For the purposes of aggregating the group result, the Austrian subsidiaries should therefore be treated “similarly to Austrian permanent establishments of the group parent” according to the VwGH. As the tax group is to be seen as a tax consolidation without a merger (under company law), the group result is therefore also to be taxed at the foreign group parent according to the VwGH.


3. Initial considerations and practical implications

The present VwGH judgement allows the following initial conclusions to be drawn and raises the following questions in particular:

  • According to the VwGH, the group result must be determined for the EU/EEA group parent. This will require the group parent to be registered for tax purposes in Austria.
  • The statement by the Administrative Court that the domestic group members are treated “similarly to permanent establishments” could have an impact on the offsetting of pre- or extra-group losses of the two Austrian subsidiaries.

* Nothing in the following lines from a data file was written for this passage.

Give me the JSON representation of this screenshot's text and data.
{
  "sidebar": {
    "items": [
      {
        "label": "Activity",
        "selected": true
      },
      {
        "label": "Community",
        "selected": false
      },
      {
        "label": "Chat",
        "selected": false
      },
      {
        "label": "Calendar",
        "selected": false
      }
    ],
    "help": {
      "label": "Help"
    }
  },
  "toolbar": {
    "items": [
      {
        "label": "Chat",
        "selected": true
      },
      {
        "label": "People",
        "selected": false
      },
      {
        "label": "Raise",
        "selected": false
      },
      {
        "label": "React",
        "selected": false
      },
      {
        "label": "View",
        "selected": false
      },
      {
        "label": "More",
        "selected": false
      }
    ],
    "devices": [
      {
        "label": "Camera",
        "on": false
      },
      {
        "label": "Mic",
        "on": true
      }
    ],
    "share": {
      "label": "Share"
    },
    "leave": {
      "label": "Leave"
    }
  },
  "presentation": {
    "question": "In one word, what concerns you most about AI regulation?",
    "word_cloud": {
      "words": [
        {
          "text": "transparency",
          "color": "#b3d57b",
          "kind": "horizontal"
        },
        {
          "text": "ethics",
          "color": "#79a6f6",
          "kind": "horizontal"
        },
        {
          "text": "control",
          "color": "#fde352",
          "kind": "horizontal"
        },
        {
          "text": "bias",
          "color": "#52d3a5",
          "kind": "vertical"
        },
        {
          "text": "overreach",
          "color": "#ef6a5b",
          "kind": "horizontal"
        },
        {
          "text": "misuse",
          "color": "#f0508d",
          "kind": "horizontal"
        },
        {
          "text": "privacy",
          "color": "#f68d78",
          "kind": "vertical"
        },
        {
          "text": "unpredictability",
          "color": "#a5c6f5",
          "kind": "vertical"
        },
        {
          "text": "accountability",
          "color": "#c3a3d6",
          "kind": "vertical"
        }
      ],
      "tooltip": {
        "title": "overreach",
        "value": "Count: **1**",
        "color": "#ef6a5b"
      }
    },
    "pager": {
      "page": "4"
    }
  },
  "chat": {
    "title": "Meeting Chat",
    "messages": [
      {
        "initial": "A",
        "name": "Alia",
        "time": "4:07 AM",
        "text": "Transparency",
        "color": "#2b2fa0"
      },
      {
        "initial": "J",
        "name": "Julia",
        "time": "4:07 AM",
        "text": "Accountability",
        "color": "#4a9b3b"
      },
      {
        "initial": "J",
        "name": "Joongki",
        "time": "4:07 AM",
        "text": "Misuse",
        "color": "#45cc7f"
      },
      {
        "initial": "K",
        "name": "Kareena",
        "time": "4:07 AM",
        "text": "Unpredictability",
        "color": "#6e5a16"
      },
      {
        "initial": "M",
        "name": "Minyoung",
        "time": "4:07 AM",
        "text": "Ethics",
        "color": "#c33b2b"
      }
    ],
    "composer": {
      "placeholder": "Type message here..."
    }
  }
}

Although the Administrative Court restricts the general statement (“similar to permanent establishments”) in its subsequent sentence to the direct Austrian subsidiaries, this could also be understood to mean that although the foreign parent company is the formal group parent, the direct Austrian subsidiaries are materially to be regarded as part of the foreign group parent. Such an understanding would allow the offsetting of pre- or extra-group losses (taking into account the 75 % limit) of the two domestic subsidiaries.
  • It is unclear whether the Austrian direct group members must be operating companies within the meaning of the respective double taxation agreement (DTA) (see Art 7 in conjunction with Art 5 OECD Model Tax Convention).
  • The assessment procedure for such a de facto sisters-group is also unclear, e.g. whether a zero declaration will be required for the foreign group parent.
  • The current VwGH case law excludes the inclusion of a sister company in an existing group of companies, which would have been possible under the BFG ruling. This could be in conflict with the case law of the ECJ, which had considered an expansion to include sister companies without dissolving existing groups of companies to be required under EU law (ECJ 14 May 2020, C-749/18, B and Others).


Further developments in this regard and the practical implementation of this case law by the Austrian tax authorities remain to be seen. Our experts will be happy to answer any questions and provide further explanations.